Being Invaluable

When Abraham Lincoln spoke this now famous statement 150 years ago, was he intending it to be great business advice?

“I do the very best I know how – the very best I can; and I mean to keep doing so until the end. If the end brings me out all right, what is said against me won’t amount to anything. If the end brings me out wrong, ten angels swearing I was right would make no difference.”

When I coach people, regardless of age, gender, experience, or field, the subject of making themselves invaluable comes up quite often. And when it does I often think of this quote (which is framed and front and center on my desk.) If you want to be invaluable, if you want to be respected, sought after, known for your abilities and quality, and if you want to be the best person you can be in your personal life, you will want to incorporate this thinking into your life.

Here are 3 suggested ways to turn this into action:

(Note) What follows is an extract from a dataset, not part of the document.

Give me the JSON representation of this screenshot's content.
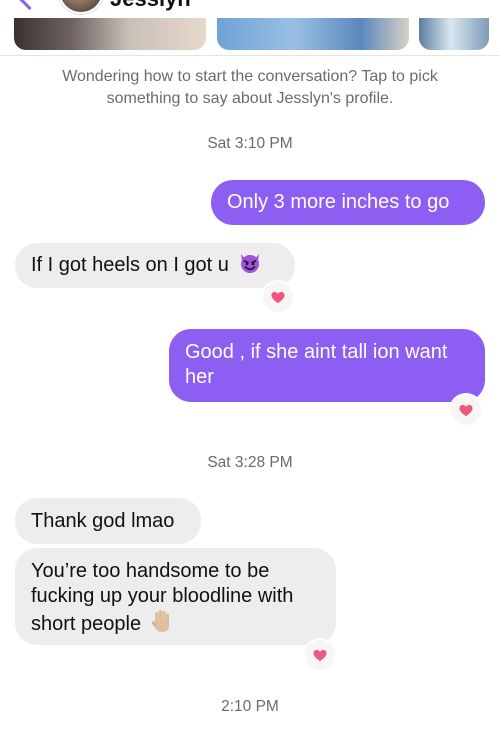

  • The first, and most obvious is to always do your best. Don’t skimp or take short-cuts. They will be noticed. You’ve all probably heard the saying “anything worth doing is worth doing right.” If you do your best, your work will speak for itself.
  • Rarely is it only the actual result that matters. Did you take initiative? Did you ask questions and think it all the way through? When faced with roadblocks, did you throw your hands up or find a way around? How you applied yourself, and the effort you put into what you did will speak volumes. Even if you fall short, your actions will be noticed and you will be viewed as trustworthy and invaluable.
  • Details do matter. Doing your very best means down to the details. You can create a fabulous piece of work, but if there are mistakes or typos, it will diminish the effectiveness and appearance of your work and cast doubt upon your qualifications. Leave time to check your work and turn in the best work product you can. If you turn in shoddy work, someone else has to expend energy fixing your mistakes which will not only frustrate them, but reflect poorly on you and likely cause them to seek more reliable help elsewhere.

And as Lincoln said, if your efforts prove to be right, then the naysayers will be discounted and proven wrong in their opinion of you. But if your efforts prove to be wrong, you will at least have earned the respect you deserve for the effort you put in. And you can hold your head up high knowing that people will trust your efforts and find you invaluable in building their team.